Much of Tradition’s production is handled by sophisticated and highly automated machinery, but the company prides itself on its ability to engineer production methods and techniques that mirror and exceed the quality of hand-made artisan baked goods. According to Catherine, it can take many months to develop and troubleshoot a fully automated production line for a new product. In the meantime the company temporarily increases its staff to produce the item by hand until the production lines can take over and guarantee a consistent product in higher volumes.
Currently Tradition is tinkering with its production lines in preparation for a new product launch in spring 2012. This new granola bar-type product will be a fully baked product for sale at retail supermarket chains across the U.S. and Canada for a private label customer. The bar is one of many products that Tradition has launched and has been developed to straddle both sides of the health spectrum. One flavor is packed with dried fruit and whole grains and a second variation is dipped in decadent chocolate.
“2010 was the year of the brownie for Tradition, 2011 was the year of the pastry, and we expect 2012 to become the year of the snack bar,” says Catherine. “We don’t know yet what 2013 will be the year of, but we continue to add new capabilities to excite our customers.”
But 2012 is also turning out to be a landmark year for efficiency at Tradition. The company has invested in new cartoners, flow wrappers, sifters, conveyors and a drizzler, while also consolidating SKUs. “We will begin transitioning some of our croissant production into an auto-curve line, reducing our need for hand-forming the croissants and eliminating our need for plastic trays,” expands Catherine. Along with boosting efficiency, Tradition’s investments and advancements are leading to greater cost competitiveness and a reduced carbon footprint.
Tried and True
Additionally, Tradition has begun exploring the possibility of expanding its target markets beyond North America. Catherine is quick to assert that nothing has yet been set in stone, but wherever the company sets its goals for the future the team will continue to rely on its network of long-time partners. Tradition has been purchasing its carrots from the same farmer since it needed carrots 30 years ago and has kept the same sugar supplier since day one.
“We don’t bounce around suppliers at all because we really value these relationships,” emphasizes Catherine. “When we need something new, it’s good to know we have a network of contacts that can help us.”
In the coming years, Tradition will also focus on ramping up its production plant to meet current demands. The company will continue to develop core bakery products to expand its market reach, both at home and abroad.
"Due to our size, we offer tremendous flexibility while guaranteeing the highest quality products at a competitive price,” says Catherine. “The best way to achieve mutual success is for us to work together, combining our expertise and experience. So bring your challenges or next big idea to Tradition, and we will work together to find a solution."
No matter how the company chooses to pursue growth in the next few years, Tradition has proven itself capable of adapting to new market demands with ease and help clients keep up with new consumer tastes.

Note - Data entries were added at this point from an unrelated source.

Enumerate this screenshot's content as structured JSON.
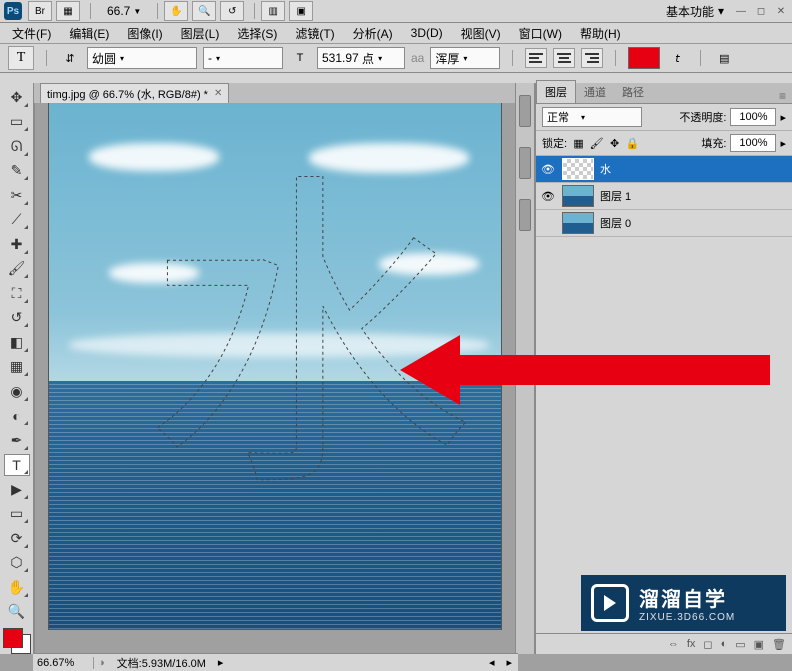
{
  "app": {
    "title_zoom": "66.7",
    "workspace_label": "基本功能"
  },
  "menu": {
    "file": "文件(F)",
    "edit": "编辑(E)",
    "image": "图像(I)",
    "layer": "图层(L)",
    "select": "选择(S)",
    "filter": "滤镜(T)",
    "analysis": "分析(A)",
    "three_d": "3D(D)",
    "view": "视图(V)",
    "window": "窗口(W)",
    "help": "帮助(H)"
  },
  "options": {
    "tool_glyph": "T",
    "font_family": "幼圆",
    "font_style": "-",
    "font_size_value": "531.97",
    "font_size_unit": "点",
    "aa_prefix": "aa",
    "aa_value": "浑厚",
    "color_hex": "#e60012"
  },
  "document": {
    "tab_label": "timg.jpg @ 66.7% (水, RGB/8#) *",
    "selection_glyph": "水"
  },
  "panels": {
    "layers_tab": "图层",
    "channels_tab": "通道",
    "paths_tab": "路径",
    "blend_mode": "正常",
    "opacity_label": "不透明度:",
    "opacity_value": "100%",
    "lock_label": "锁定:",
    "fill_label": "填充:",
    "fill_value": "100%",
    "layers": [
      {
        "name": "水",
        "thumb": "checker",
        "visible": true,
        "selected": true
      },
      {
        "name": "图层 1",
        "thumb": "sea",
        "visible": true,
        "selected": false
      },
      {
        "name": "图层 0",
        "thumb": "sea",
        "visible": false,
        "selected": false
      }
    ]
  },
  "status": {
    "zoom": "66.67%",
    "doc_info": "文档:5.93M/16.0M"
  },
  "watermark": {
    "main": "溜溜自学",
    "sub": "ZIXUE.3D66.COM"
  }
}
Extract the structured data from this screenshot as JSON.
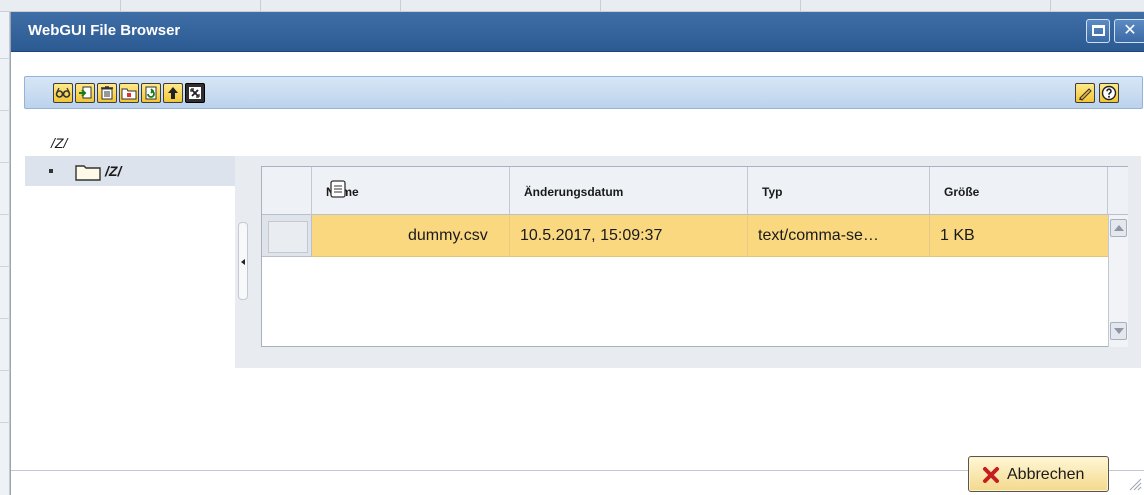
{
  "window": {
    "title": "WebGUI File Browser"
  },
  "toolbar": {
    "left_buttons": [
      "glasses-icon",
      "import-icon",
      "delete-icon",
      "new-folder-icon",
      "refresh-icon",
      "up-arrow-icon",
      "expand-icon"
    ],
    "right_buttons": [
      "edit-pencil-icon",
      "help-icon"
    ]
  },
  "path": "/Z/",
  "tree": {
    "root_label": "/Z/"
  },
  "table": {
    "columns": [
      "Name",
      "Änderungsdatum",
      "Typ",
      "Größe"
    ],
    "rows": [
      {
        "name": "dummy.csv",
        "modified": "10.5.2017, 15:09:37",
        "type": "text/comma-se…",
        "size": "1 KB"
      }
    ],
    "selected_row_color": "#fad880"
  },
  "footer": {
    "cancel_label": "Abbrechen"
  },
  "colors": {
    "titlebar": "#2c5a92",
    "toolbar": "#bcd3ec",
    "button_gold": "#f3c536"
  }
}
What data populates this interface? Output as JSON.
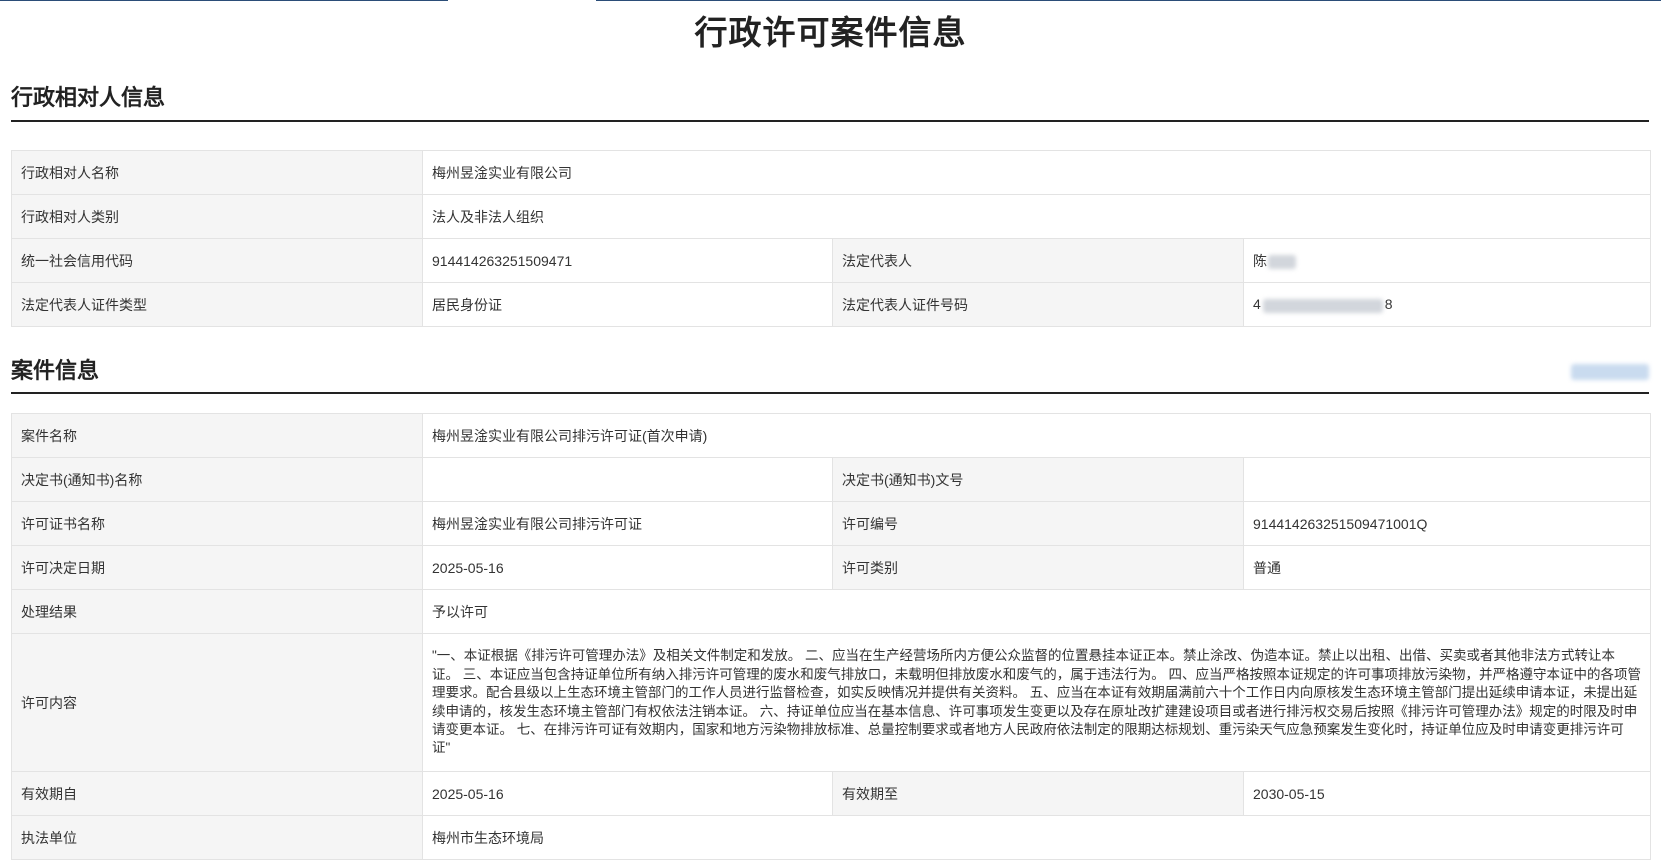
{
  "page_title": "行政许可案件信息",
  "section_party": {
    "title": "行政相对人信息",
    "party_name_label": "行政相对人名称",
    "party_name": "梅州昱淦实业有限公司",
    "party_type_label": "行政相对人类别",
    "party_type": "法人及非法人组织",
    "credit_code_label": "统一社会信用代码",
    "credit_code": "914414263251509471",
    "legal_rep_label": "法定代表人",
    "legal_rep_visible": "陈",
    "id_type_label": "法定代表人证件类型",
    "id_type": "居民身份证",
    "id_number_label": "法定代表人证件号码",
    "id_number_prefix": "4",
    "id_number_suffix": "8"
  },
  "section_case": {
    "title": "案件信息",
    "case_name_label": "案件名称",
    "case_name": "梅州昱淦实业有限公司排污许可证(首次申请)",
    "decision_name_label": "决定书(通知书)名称",
    "decision_name": "",
    "decision_no_label": "决定书(通知书)文号",
    "decision_no": "",
    "license_name_label": "许可证书名称",
    "license_name": "梅州昱淦实业有限公司排污许可证",
    "license_no_label": "许可编号",
    "license_no": "914414263251509471001Q",
    "decision_date_label": "许可决定日期",
    "decision_date": "2025-05-16",
    "license_category_label": "许可类别",
    "license_category": "普通",
    "result_label": "处理结果",
    "result": "予以许可",
    "content_label": "许可内容",
    "content": "\"一、本证根据《排污许可管理办法》及相关文件制定和发放。 二、应当在生产经营场所内方便公众监督的位置悬挂本证正本。禁止涂改、伪造本证。禁止以出租、出借、买卖或者其他非法方式转让本证。 三、本证应当包含持证单位所有纳入排污许可管理的废水和废气排放口，未载明但排放废水和废气的，属于违法行为。 四、应当严格按照本证规定的许可事项排放污染物，并严格遵守本证中的各项管理要求。配合县级以上生态环境主管部门的工作人员进行监督检查，如实反映情况并提供有关资料。 五、应当在本证有效期届满前六十个工作日内向原核发生态环境主管部门提出延续申请本证，未提出延续申请的，核发生态环境主管部门有权依法注销本证。 六、持证单位应当在基本信息、许可事项发生变更以及存在原址改扩建建设项目或者进行排污权交易后按照《排污许可管理办法》规定的时限及时申请变更本证。 七、在排污许可证有效期内，国家和地方污染物排放标准、总量控制要求或者地方人民政府依法制定的限期达标规划、重污染天气应急预案发生变化时，持证单位应及时申请变更排污许可证\"",
    "valid_from_label": "有效期自",
    "valid_from": "2025-05-16",
    "valid_to_label": "有效期至",
    "valid_to": "2030-05-15",
    "authority_label": "执法单位",
    "authority": "梅州市生态环境局"
  }
}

As the company celebrates its 30-year anniversary, Tradition Fine Foods Ltd. will continue to live up to its name and make fine foods a tradition on every table.